“(2) CONTENTS.—The financial report shall contain the following:

“(A) An interagency crosscut budget relating to Puget Sound recovery and protection activities that displays—

“(i) the proposed funding for any Federal recovery and protection activity to be carried out in the succeeding fiscal year, including any planned interagency or intra-agency transfer, for each of the Federal agencies that carry out recovery and protection activities;

“(ii) if available, the estimated funding for State and local recovery and protection activities that use Federal funds to be carried out in the succeeding fiscal year;

“(iii) the estimated expenditures for Federal recovery and protection activities from the preceding 2 fiscal years, the current fiscal year, and the succeeding fiscal year;

“(iv) the estimated expenditures for State recovery and protection activities that use Federal funds during the equivalent time; and

“(v) any donations received from outside parties and allocations made from each donation.

“(B) An accounting of all funds received and obligated by all Federal agencies for recovery and protection activities during the current and preceding fiscal years.

“(C) An accounting from the State of all funds received and obligated from a Federal agency for recovery and protection activities during the current and preceding fiscal years.

“(D) A description of each of the proposed Federal and State recovery and protection activities that will use Federal funds to be carried out in the succeeding fiscal year, including—

“(i) the project description, timeline, benchmarks, and status;

“(ii) Federal or State statutory or regulatory authority, programs, or responsible agencies;

“(iii) authorization level for appropriations; and

“(iv) the relevant goals and priorities of the Action Agenda.

“(3) INCLUDED RECOVERY ACTIVITIES.—The financial report shall only describe activities that—

“(A) for Federal recovery or protection activities, have funding amounts greater than or equal to $100,000; and

“(B) for federally funded State recovery or protection activities, have funding amounts greater than or equal to $50,000.

“(4) SUBMISSION TO CONGRESS.—The Director shall submit the financial report to—

“(A) the Committee on Appropriations, the Committee on Natural Resources, the Committee on Energy and Commerce, and the Committee on Transportation and Infrastructure of the House of Representatives; and

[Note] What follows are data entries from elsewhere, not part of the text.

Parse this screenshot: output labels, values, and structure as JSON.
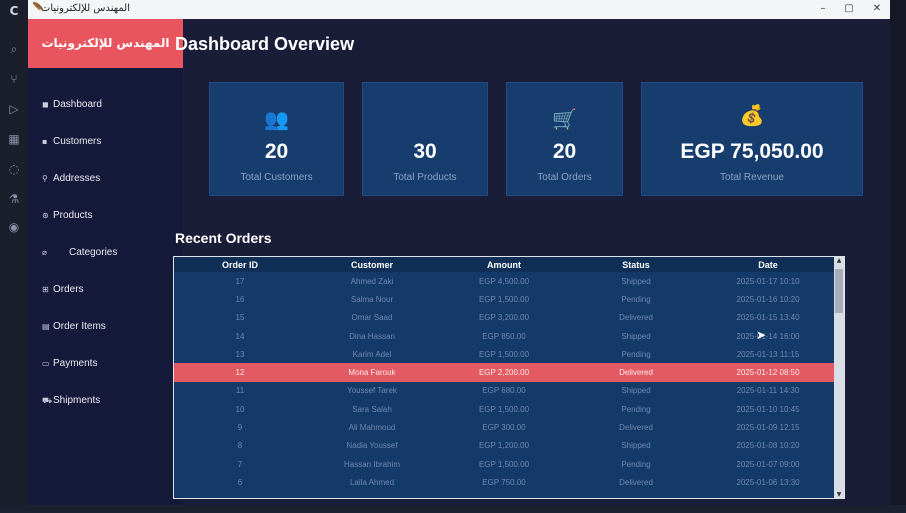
{
  "window": {
    "title": "المهندس للإلكترونيات"
  },
  "brand": {
    "name": "المهندس للإلكترونيات"
  },
  "sidebar": {
    "items": [
      {
        "label": "Dashboard",
        "icon": "dashboard-icon"
      },
      {
        "label": "Customers",
        "icon": "customers-icon"
      },
      {
        "label": "Addresses",
        "icon": "address-pin-icon"
      },
      {
        "label": "Products",
        "icon": "products-icon"
      },
      {
        "label": "Categories",
        "icon": "tag-icon"
      },
      {
        "label": "Orders",
        "icon": "cart-icon"
      },
      {
        "label": "Order Items",
        "icon": "list-icon"
      },
      {
        "label": "Payments",
        "icon": "payment-card-icon"
      },
      {
        "label": "Shipments",
        "icon": "truck-icon"
      }
    ]
  },
  "main": {
    "title": "Dashboard Overview",
    "stats": [
      {
        "value": "20",
        "label": "Total Customers",
        "icon": "users-icon",
        "color": "#f05a5f"
      },
      {
        "value": "30",
        "label": "Total Products",
        "icon": "",
        "color": ""
      },
      {
        "value": "20",
        "label": "Total Orders",
        "icon": "shopping-cart-icon",
        "color": "#f0a830"
      },
      {
        "value": "EGP 75,050.00",
        "label": "Total Revenue",
        "icon": "money-bag-icon",
        "color": "#3ec98a"
      }
    ],
    "recent_orders_title": "Recent Orders",
    "table": {
      "columns": [
        "Order ID",
        "Customer",
        "Amount",
        "Status",
        "Date"
      ],
      "rows": [
        [
          "17",
          "Ahmed Zaki",
          "EGP 4,500.00",
          "Shipped",
          "2025-01-17 10:10"
        ],
        [
          "16",
          "Salma Nour",
          "EGP 1,500.00",
          "Pending",
          "2025-01-16 10:20"
        ],
        [
          "15",
          "Omar Saad",
          "EGP 3,200.00",
          "Delivered",
          "2025-01-15 13:40"
        ],
        [
          "14",
          "Dina Hassan",
          "EGP 850.00",
          "Shipped",
          "2025-01-14 16:00"
        ],
        [
          "13",
          "Karim Adel",
          "EGP 1,500.00",
          "Pending",
          "2025-01-13 11:15"
        ],
        [
          "12",
          "Mona Farouk",
          "EGP 2,200.00",
          "Delivered",
          "2025-01-12 08:50"
        ],
        [
          "11",
          "Youssef Tarek",
          "EGP 680.00",
          "Shipped",
          "2025-01-11 14:30"
        ],
        [
          "10",
          "Sara Salah",
          "EGP 1,500.00",
          "Pending",
          "2025-01-10 10:45"
        ],
        [
          "9",
          "Ali Mahmoud",
          "EGP 300.00",
          "Delivered",
          "2025-01-09 12:15"
        ],
        [
          "8",
          "Nadia Youssef",
          "EGP 1,200.00",
          "Shipped",
          "2025-01-08 10:20"
        ],
        [
          "7",
          "Hassan Ibrahim",
          "EGP 1,500.00",
          "Pending",
          "2025-01-07 09:00"
        ],
        [
          "6",
          "Laila Ahmed",
          "EGP 750.00",
          "Delivered",
          "2025-01-06 13:30"
        ]
      ],
      "selected_row": 5
    }
  }
}
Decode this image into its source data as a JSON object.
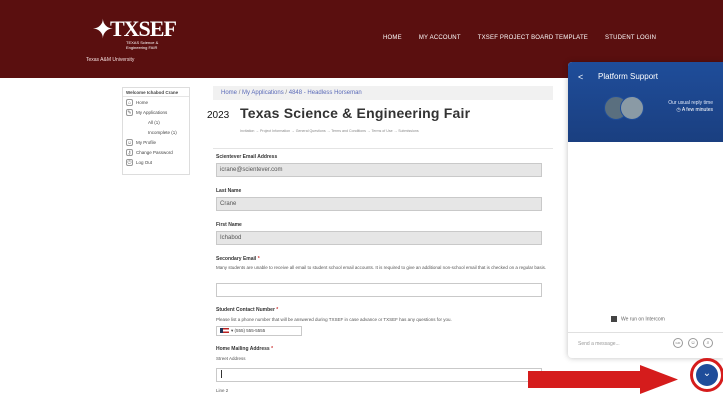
{
  "header": {
    "logo_text": "TXSEF",
    "logo_subtitle": "TEXAS Science & Engineering FAIR",
    "university": "Texas A&M University",
    "nav": [
      "HOME",
      "MY ACCOUNT",
      "TXSEF PROJECT BOARD TEMPLATE",
      "STUDENT LOGIN"
    ]
  },
  "sidebar": {
    "welcome": "Welcome Ichabod Crane",
    "items": [
      {
        "label": "Home",
        "icon": "home-icon"
      },
      {
        "label": "My Applications",
        "icon": "applications-icon"
      },
      {
        "label": "All (1)",
        "icon": ""
      },
      {
        "label": "Incomplete (1)",
        "icon": ""
      },
      {
        "label": "My Profile",
        "icon": "user-icon"
      },
      {
        "label": "Change Password",
        "icon": "key-icon"
      },
      {
        "label": "Log Out",
        "icon": "power-icon"
      }
    ]
  },
  "breadcrumb": {
    "home": "Home",
    "sep1": "/",
    "applications": "My Applications",
    "sep2": "/",
    "current": "4848 - Headless Horseman"
  },
  "page": {
    "year": "2023",
    "title": "Texas Science & Engineering Fair",
    "steps": "Invitation  →  Project Information  →  General Questions  →  Terms and Conditions  →  Terms of Use  →  Submissions"
  },
  "form": {
    "email_label": "Scientever Email Address",
    "email_value": "icrane@scientever.com",
    "last_name_label": "Last Name",
    "last_name_value": "Crane",
    "first_name_label": "First Name",
    "first_name_value": "Ichabod",
    "secondary_email_label": "Secondary Email",
    "required_mark": "*",
    "secondary_email_help": "Many students are unable to receive all email to student school email accounts. It is required to give an additional non-school email that is checked on a regular basis.",
    "secondary_email_value": "",
    "phone_label": "Student Contact Number",
    "phone_help": "Please list a phone number that will be answered during TXSEF in case advance or TXSEF has any questions for you.",
    "phone_value": "(555) 555-5555",
    "phone_country": "▾",
    "address_label": "Home Mailing Address",
    "street_label": "Street Address",
    "street_value": "",
    "line2_label": "Line 2"
  },
  "chat": {
    "back": "<",
    "title": "Platform Support",
    "reply_line1": "Our usual reply time",
    "reply_line2": "A few minutes",
    "powered": "We run on Intercom",
    "send_placeholder": "Send a message...",
    "icon_gif": "GIF",
    "icon_emoji": "☺",
    "icon_attach": "⌕",
    "launcher": "⌄"
  },
  "colors": {
    "header_bg": "#5a0f0f",
    "chat_blue": "#1f4d9a",
    "arrow_red": "#d51c1c"
  }
}
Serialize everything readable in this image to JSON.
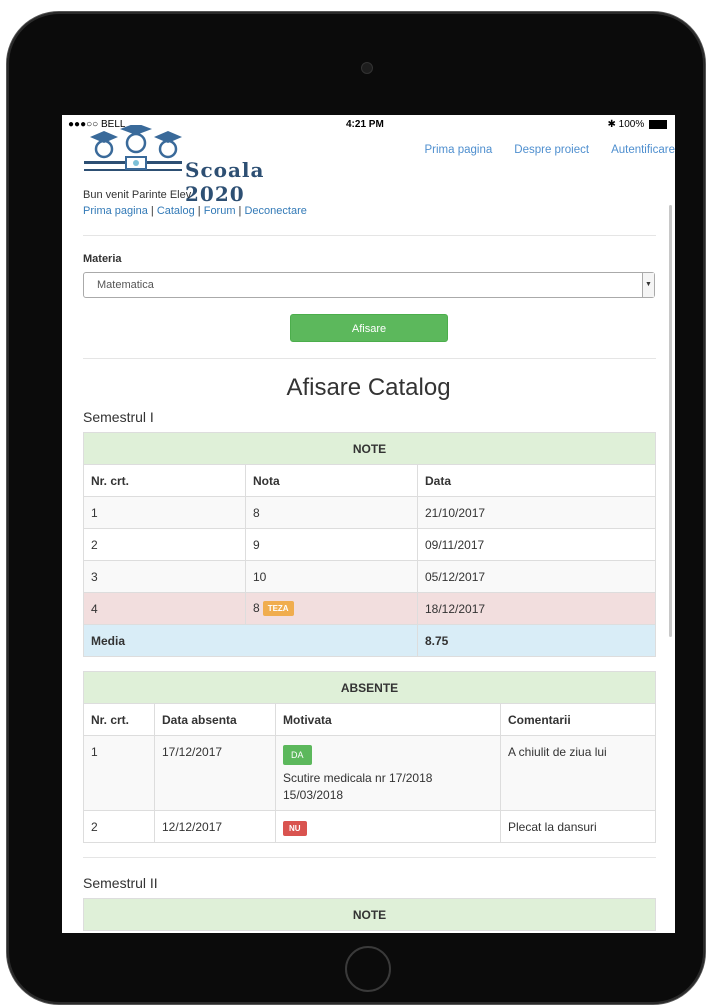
{
  "status": {
    "carrier": "●●●○○ BELL",
    "time": "4:21 PM",
    "bluetooth": "✱",
    "battery": "100%"
  },
  "brand": {
    "name": "Scoala 2020"
  },
  "nav": {
    "items": [
      {
        "label": "Prima pagina"
      },
      {
        "label": "Despre proiect"
      },
      {
        "label": "Autentificare"
      }
    ]
  },
  "user": {
    "welcome": "Bun venit Parinte Elev"
  },
  "sublinks": {
    "items": [
      "Prima pagina",
      "Catalog",
      "Forum",
      "Deconectare"
    ],
    "separator": " | "
  },
  "form": {
    "materia_label": "Materia",
    "materia_value": "Matematica",
    "submit_label": "Afisare"
  },
  "page": {
    "title": "Afisare Catalog"
  },
  "semester1": {
    "label": "Semestrul I",
    "note": {
      "caption": "NOTE",
      "columns": [
        "Nr. crt.",
        "Nota",
        "Data"
      ],
      "rows": [
        {
          "nr": "1",
          "nota": "8",
          "data": "21/10/2017"
        },
        {
          "nr": "2",
          "nota": "9",
          "data": "09/11/2017"
        },
        {
          "nr": "3",
          "nota": "10",
          "data": "05/12/2017"
        },
        {
          "nr": "4",
          "nota": "8",
          "badge": "TEZA",
          "data": "18/12/2017"
        }
      ],
      "media_label": "Media",
      "media_value": "8.75"
    },
    "absente": {
      "caption": "ABSENTE",
      "columns": [
        "Nr. crt.",
        "Data absenta",
        "Motivata",
        "Comentarii"
      ],
      "rows": [
        {
          "nr": "1",
          "data": "17/12/2017",
          "motivata": "DA",
          "note_line1": "Scutire medicala nr 17/2018",
          "note_line2": "15/03/2018",
          "comentariu": "A chiulit de ziua lui"
        },
        {
          "nr": "2",
          "data": "12/12/2017",
          "motivata": "NU",
          "comentariu": "Plecat la dansuri"
        }
      ]
    }
  },
  "semester2": {
    "label": "Semestrul II",
    "note_caption": "NOTE"
  },
  "colors": {
    "success": "#5cb85c",
    "warning": "#f0ad4e",
    "danger": "#d9534f",
    "link": "#337ab7",
    "caption_bg": "#dff0d8",
    "media_bg": "#d9edf7",
    "teza_row_bg": "#f2dede"
  }
}
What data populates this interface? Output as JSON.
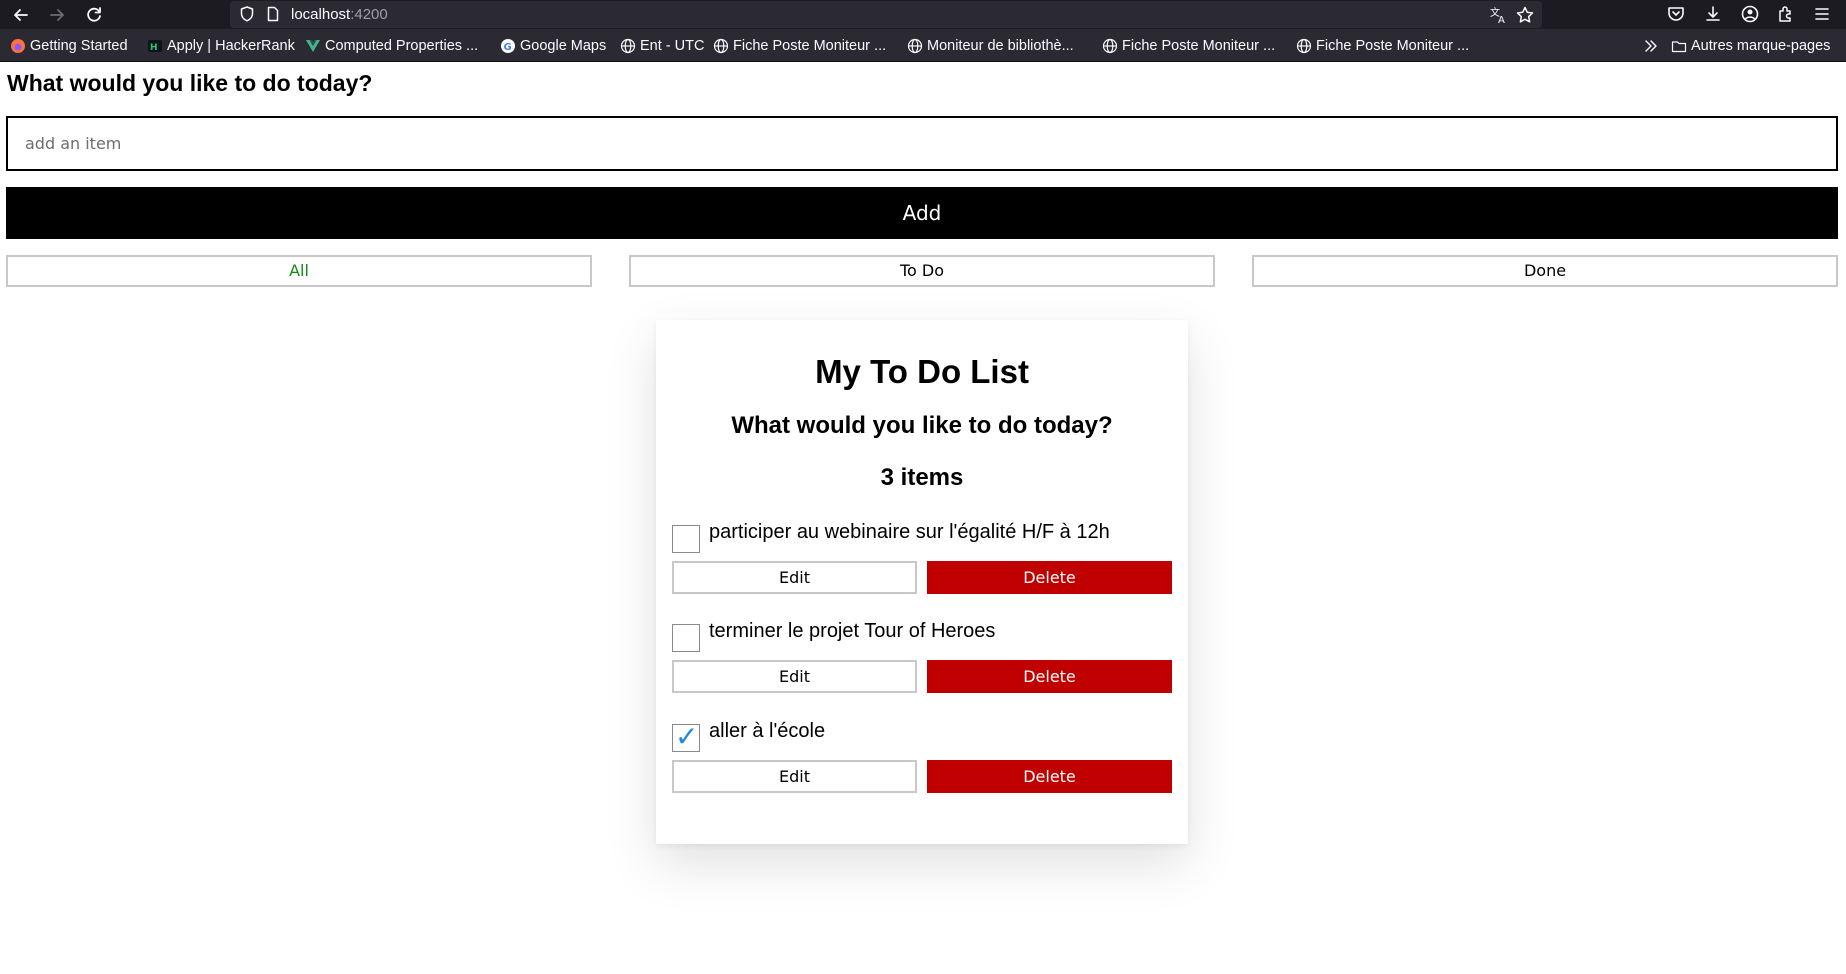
{
  "browser": {
    "url_host": "localhost",
    "url_port": ":4200",
    "bookmarks": [
      {
        "label": "Getting Started",
        "icon": "firefox-icon"
      },
      {
        "label": "Apply | HackerRank",
        "icon": "hackerrank-icon"
      },
      {
        "label": "Computed Properties ...",
        "icon": "vue-icon"
      },
      {
        "label": "Google Maps",
        "icon": "google-icon"
      },
      {
        "label": "Ent - UTC",
        "icon": "globe-icon"
      },
      {
        "label": "Fiche Poste Moniteur ...",
        "icon": "globe-icon"
      },
      {
        "label": "Moniteur de bibliothè...",
        "icon": "globe-icon"
      },
      {
        "label": "Fiche Poste Moniteur ...",
        "icon": "globe-icon"
      },
      {
        "label": "Fiche Poste Moniteur ...",
        "icon": "globe-icon"
      }
    ],
    "other_bookmarks": "Autres marque-pages"
  },
  "page": {
    "heading": "What would you like to do today?",
    "input_placeholder": "add an item",
    "add_label": "Add",
    "filters": [
      {
        "label": "All",
        "active": true
      },
      {
        "label": "To Do",
        "active": false
      },
      {
        "label": "Done",
        "active": false
      }
    ]
  },
  "card": {
    "title": "My To Do List",
    "subtitle": "What would you like to do today?",
    "count": "3 items",
    "items": [
      {
        "label": "participer au webinaire sur l'égalité H/F à 12h",
        "done": false,
        "edit": "Edit",
        "delete": "Delete"
      },
      {
        "label": "terminer le projet Tour of Heroes",
        "done": false,
        "edit": "Edit",
        "delete": "Delete"
      },
      {
        "label": "aller à l'école",
        "done": true,
        "edit": "Edit",
        "delete": "Delete"
      }
    ]
  },
  "colors": {
    "chrome_bg": "#1c1b22",
    "bookmarks_bg": "#2b2a33",
    "active_filter": "#118c11",
    "delete_bg": "#c00000",
    "check_blue": "#1e88e5"
  }
}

“(B) the Committee on Appropriations, the Committee on Environment and Public Works, and the Committee on Commerce, Science, and Transportation of the Senate.”.